Data for processing: Begin

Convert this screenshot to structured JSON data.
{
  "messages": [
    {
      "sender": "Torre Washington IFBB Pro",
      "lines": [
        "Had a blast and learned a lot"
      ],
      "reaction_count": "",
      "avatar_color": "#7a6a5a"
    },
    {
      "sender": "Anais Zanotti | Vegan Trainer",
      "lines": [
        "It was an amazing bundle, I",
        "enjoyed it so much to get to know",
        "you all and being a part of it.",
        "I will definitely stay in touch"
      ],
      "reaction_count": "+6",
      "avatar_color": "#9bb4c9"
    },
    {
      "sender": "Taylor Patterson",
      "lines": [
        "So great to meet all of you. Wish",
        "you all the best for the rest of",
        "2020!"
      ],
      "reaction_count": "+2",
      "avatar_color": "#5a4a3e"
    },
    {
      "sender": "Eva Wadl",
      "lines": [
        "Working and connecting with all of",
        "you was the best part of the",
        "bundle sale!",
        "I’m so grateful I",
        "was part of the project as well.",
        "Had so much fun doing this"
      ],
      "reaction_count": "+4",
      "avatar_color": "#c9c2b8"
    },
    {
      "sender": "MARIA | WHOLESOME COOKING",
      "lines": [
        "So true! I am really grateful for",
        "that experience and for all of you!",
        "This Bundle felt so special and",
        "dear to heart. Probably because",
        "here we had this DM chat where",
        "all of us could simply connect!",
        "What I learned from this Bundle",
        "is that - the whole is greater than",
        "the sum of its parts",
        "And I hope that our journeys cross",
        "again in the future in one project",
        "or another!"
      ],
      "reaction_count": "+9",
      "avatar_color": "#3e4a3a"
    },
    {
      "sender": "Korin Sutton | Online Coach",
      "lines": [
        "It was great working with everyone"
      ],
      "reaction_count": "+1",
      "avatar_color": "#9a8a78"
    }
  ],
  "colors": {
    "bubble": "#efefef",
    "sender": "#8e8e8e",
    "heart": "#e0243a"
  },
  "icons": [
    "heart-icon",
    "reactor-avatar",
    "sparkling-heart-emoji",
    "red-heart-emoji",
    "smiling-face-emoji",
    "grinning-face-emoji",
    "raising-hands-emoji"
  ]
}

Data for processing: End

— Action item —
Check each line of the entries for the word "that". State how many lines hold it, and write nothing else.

— Exercise response —
3